TASK STATEMENT - Copy, from the material below, every line in which the word "What" can be found.

MATERIAL SUPPLIED -
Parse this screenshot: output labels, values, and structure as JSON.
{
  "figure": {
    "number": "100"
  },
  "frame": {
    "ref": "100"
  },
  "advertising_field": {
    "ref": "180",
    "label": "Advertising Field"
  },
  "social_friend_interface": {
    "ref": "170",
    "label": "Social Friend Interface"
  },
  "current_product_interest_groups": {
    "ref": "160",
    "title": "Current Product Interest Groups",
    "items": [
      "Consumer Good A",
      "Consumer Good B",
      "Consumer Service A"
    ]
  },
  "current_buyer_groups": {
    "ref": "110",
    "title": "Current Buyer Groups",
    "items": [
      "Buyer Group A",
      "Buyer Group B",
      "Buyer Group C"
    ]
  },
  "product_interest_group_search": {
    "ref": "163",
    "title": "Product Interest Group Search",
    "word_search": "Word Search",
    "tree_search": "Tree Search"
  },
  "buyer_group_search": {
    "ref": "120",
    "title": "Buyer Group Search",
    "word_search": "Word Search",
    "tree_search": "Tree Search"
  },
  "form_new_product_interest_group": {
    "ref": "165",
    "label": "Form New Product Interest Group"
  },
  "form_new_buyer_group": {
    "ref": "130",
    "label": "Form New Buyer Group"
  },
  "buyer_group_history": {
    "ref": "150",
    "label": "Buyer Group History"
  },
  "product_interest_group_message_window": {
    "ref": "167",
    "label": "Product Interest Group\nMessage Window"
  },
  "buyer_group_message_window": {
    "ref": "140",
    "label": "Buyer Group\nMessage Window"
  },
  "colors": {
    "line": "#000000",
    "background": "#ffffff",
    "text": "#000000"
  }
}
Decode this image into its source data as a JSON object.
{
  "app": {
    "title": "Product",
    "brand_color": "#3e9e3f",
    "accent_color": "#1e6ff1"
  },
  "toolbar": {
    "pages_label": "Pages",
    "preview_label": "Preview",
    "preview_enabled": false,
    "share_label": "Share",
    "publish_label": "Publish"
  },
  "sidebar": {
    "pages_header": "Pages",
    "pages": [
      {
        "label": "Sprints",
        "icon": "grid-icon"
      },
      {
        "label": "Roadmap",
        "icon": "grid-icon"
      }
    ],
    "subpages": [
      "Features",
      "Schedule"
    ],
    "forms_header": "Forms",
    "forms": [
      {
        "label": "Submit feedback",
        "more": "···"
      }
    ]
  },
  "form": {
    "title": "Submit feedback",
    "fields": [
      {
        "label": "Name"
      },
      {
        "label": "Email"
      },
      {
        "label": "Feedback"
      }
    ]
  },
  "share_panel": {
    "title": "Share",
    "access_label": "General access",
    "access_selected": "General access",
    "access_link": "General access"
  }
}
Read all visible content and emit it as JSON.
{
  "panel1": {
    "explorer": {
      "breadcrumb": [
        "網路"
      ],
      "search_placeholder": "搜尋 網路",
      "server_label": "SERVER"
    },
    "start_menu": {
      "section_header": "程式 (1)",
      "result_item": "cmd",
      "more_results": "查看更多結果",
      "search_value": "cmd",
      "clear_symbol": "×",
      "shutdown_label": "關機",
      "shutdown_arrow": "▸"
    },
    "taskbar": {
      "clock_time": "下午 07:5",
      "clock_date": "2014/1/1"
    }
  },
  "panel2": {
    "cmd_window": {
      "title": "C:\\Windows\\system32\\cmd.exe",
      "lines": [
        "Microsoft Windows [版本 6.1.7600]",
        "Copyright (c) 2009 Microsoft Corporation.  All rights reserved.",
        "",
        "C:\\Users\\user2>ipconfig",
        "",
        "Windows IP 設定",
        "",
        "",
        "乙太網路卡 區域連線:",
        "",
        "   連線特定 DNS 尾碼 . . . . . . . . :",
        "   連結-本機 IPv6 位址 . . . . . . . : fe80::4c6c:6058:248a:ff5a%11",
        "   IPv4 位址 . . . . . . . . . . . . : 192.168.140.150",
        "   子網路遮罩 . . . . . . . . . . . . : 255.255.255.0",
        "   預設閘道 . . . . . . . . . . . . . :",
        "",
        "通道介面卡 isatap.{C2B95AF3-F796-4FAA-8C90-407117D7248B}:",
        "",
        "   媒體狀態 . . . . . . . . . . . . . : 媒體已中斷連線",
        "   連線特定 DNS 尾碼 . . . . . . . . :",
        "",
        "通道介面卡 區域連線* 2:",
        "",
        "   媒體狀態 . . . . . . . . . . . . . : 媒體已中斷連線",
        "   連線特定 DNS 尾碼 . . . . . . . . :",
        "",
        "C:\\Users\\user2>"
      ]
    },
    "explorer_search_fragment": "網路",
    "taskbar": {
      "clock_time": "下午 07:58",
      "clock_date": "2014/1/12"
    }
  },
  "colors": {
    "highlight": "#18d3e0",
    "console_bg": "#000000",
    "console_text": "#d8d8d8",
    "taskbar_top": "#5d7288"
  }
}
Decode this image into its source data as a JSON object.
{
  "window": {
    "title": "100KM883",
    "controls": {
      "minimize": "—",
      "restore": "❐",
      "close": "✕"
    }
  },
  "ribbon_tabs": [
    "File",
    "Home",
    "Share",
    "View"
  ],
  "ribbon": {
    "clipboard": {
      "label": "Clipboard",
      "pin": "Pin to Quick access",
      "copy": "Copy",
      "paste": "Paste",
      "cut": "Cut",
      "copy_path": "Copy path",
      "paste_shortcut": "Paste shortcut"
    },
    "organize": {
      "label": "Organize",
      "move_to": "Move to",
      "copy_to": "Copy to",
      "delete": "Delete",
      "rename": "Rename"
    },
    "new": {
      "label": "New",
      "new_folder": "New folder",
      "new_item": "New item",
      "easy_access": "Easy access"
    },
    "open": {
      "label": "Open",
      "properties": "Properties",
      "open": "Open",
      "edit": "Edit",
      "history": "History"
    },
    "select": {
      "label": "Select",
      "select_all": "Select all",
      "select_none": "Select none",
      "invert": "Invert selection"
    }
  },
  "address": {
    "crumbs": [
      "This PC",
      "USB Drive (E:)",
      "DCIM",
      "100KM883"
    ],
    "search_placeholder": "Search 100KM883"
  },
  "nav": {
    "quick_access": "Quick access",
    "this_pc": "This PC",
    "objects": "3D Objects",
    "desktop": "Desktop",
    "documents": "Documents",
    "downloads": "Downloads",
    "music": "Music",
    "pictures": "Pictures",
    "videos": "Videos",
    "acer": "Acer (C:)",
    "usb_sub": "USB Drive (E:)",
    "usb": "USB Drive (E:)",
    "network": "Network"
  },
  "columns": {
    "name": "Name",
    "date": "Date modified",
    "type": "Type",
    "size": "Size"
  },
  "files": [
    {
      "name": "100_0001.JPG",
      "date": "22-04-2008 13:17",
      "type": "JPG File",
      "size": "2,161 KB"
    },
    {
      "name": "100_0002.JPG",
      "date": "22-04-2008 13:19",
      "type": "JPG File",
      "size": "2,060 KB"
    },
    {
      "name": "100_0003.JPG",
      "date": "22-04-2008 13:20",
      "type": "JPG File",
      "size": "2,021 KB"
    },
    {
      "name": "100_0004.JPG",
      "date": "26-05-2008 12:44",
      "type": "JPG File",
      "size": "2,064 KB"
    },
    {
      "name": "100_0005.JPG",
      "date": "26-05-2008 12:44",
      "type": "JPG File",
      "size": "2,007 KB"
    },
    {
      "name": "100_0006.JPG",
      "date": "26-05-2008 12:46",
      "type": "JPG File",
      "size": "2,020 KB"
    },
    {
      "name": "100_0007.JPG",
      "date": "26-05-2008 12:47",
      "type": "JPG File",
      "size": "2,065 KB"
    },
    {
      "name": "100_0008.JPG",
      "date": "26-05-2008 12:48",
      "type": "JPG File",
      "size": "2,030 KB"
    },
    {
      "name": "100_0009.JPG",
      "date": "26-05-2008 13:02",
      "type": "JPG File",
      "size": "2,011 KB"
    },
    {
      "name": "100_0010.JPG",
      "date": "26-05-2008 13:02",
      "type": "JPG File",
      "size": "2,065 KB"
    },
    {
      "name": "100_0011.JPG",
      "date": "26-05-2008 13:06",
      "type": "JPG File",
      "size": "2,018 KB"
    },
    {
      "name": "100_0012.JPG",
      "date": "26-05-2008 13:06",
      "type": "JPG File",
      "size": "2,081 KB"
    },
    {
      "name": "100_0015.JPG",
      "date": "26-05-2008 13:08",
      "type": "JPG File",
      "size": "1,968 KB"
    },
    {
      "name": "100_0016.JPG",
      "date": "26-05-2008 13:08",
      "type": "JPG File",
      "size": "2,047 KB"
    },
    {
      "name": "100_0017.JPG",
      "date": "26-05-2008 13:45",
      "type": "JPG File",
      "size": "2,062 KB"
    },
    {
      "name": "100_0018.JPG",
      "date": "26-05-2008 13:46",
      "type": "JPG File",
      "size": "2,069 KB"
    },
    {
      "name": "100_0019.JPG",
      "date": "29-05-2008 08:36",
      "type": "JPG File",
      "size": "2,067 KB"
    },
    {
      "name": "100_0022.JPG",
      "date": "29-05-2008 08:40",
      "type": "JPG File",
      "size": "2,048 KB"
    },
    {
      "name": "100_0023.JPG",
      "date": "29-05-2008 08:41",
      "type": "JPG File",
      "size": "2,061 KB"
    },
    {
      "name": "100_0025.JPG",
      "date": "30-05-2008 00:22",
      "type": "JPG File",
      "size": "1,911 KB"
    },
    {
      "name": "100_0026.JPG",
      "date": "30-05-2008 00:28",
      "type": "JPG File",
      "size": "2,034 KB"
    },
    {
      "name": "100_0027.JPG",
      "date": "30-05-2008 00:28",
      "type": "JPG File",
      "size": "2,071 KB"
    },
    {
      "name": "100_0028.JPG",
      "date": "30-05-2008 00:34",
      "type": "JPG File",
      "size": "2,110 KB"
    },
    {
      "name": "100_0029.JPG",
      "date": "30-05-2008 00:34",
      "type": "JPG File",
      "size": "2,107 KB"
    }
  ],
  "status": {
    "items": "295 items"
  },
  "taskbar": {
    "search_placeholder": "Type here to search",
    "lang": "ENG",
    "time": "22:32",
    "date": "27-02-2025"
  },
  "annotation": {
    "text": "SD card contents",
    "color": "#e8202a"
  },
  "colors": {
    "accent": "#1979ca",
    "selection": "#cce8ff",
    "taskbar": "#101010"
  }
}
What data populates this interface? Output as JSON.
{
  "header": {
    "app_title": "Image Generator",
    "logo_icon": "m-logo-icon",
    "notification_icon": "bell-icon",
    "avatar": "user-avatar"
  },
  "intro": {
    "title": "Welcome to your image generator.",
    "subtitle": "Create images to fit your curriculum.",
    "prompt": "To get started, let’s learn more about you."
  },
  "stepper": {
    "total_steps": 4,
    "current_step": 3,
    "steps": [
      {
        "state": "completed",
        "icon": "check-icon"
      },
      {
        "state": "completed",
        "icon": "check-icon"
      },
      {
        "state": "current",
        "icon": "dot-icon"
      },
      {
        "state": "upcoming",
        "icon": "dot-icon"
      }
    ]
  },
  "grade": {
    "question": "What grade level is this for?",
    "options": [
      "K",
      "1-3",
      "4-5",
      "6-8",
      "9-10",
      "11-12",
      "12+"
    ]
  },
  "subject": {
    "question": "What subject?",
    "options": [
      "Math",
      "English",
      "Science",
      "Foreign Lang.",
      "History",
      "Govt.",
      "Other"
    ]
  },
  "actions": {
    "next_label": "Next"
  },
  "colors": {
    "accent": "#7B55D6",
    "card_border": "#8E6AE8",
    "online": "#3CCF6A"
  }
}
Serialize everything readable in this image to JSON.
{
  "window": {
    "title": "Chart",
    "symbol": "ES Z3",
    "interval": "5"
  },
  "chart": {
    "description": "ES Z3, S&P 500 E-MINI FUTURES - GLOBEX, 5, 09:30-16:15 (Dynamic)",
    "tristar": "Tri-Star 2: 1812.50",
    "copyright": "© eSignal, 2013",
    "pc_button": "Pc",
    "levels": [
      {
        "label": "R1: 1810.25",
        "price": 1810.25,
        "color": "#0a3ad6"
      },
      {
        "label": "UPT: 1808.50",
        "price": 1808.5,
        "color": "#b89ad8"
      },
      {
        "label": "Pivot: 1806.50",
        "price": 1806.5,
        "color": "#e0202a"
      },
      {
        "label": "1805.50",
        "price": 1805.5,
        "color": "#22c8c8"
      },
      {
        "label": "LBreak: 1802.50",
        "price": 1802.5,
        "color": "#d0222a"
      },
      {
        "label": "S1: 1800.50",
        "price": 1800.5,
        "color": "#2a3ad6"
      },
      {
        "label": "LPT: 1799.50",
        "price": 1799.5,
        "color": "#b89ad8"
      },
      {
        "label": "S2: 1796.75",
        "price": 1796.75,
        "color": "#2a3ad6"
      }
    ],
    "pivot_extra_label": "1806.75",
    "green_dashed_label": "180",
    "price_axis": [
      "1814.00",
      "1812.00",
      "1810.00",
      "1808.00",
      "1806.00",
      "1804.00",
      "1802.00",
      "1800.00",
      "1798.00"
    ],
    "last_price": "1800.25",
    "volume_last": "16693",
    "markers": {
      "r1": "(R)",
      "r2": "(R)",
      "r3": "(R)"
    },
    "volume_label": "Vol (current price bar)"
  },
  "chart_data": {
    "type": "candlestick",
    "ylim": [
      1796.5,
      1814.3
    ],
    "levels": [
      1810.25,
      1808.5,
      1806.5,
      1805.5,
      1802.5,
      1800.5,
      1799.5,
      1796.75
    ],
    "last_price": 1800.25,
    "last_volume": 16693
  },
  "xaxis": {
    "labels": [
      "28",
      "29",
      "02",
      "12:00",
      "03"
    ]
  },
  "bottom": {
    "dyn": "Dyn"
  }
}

OUTPUT FOR THIS EXERCISE -
What data populates this interface? Output as JSON.
    "question": "What grade level is this for?",
    "question": "What subject?",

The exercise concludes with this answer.